Jason C. Gavejian writes about a hospital breach that is causing waves because of the exorbitant fine the state imposed.
Lucile Salter Packard Children’s Hospital at StanfordUniversity was fined $250,000 earlier this year by the California Department of Public Health (“CDPH”) for an alleged delay in reporting a breach under California’s health information privacy law. What makes this fine particularly disconcerting for health care providers is the relatively small number of patient records which were subject to the breach when compared to the considerable fine imposed. For employers generally, this fine could establish a timing and penalty standard which is examined and utilized by other adminstrative entities.
Personally, I think the significant issue/concern is not the number of patients affected (532) but the time issue. The hospital had confirmed that PHI were on the stolen computer by Feb. 1. Under California’s law, the state’s position is that the hospital had five (5) business days from that point to notify both the state and affected patients. The hospital, however, did notify the state or affected patients until February 19 — after it confirmed that it could not recover the computer.
CDPH informed the hospital of the fine due to the reporting of the incident 11 days late on April 23, 2010. It is unclear if the fine was tied to a failure to notify the affected individuals or the CDPH. The hospital is appealing the fine asserting its communication to CDPH was appropriate given that no unauthorized or inappropriate access took place to require it to notify affected individuals.
As much as I empathize with the hospital, the statute does not appear to be give them wiggle room on this:
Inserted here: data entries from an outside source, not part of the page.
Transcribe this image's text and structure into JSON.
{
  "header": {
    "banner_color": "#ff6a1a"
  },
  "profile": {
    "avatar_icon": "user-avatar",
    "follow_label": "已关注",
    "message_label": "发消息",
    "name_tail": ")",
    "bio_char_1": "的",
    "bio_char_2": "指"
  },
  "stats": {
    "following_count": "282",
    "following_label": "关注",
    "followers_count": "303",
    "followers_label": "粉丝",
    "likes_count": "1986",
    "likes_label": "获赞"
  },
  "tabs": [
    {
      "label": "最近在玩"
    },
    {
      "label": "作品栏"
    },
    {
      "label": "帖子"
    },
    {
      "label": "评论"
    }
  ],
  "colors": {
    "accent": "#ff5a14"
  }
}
A clinic, health facility, home health agency, or hospice to which subdivision (a) applies shall report any unlawful or unauthorized access to, or use or disclosure of, a patient’s medical information to the department no later than five business days after the unlawful or unauthorized access, use, or disclosure has been detected by the clinic, health facility, home health agency, or hospice.
Does stealing a computer provide “unlawful access” to the patients’ records? If so, it seems to me that the clock started running on Feb. 1. I understand the hospital’s view and I understand that the stolen computer had software that enabled the hospital to know that it had not been turned on, but there is nothing in the statute that would seemingly toll the deadline for that.
CDPH’s report can be found here (pdf).
This incident highlights the seriousness of potential data breaches, regardless of size, and the urgency with which these situations must be addressed. It also highlights an often asked question as to whether laptops that go unrecovered would constitute unauthorized access or acqisitiion (sic) of protected information.
I think the answer is obvious: if an entity loses control of a device that contains unsecured PHI, it may or may not have been acquired by someone, but if you know it was stolen, then it was acquired. Whether it will ever be accessed or not is another question, but entities need to err on the side of caution and assume the worst and notify promptly.
The HIPAA regulations also shed light on this issues stating, “if a computer is lost or stolen, we do not consider it reasonable to delay breach notification based on the hope that the computer will be recovered.”
Agreed. Whether the fine should be this steep is another matter, though. I personally think it’s quite harsh.
Read Jason C. Gavejian’s full commentary without my interspersed remarks on Workplace Privacy Data Management & Security Report.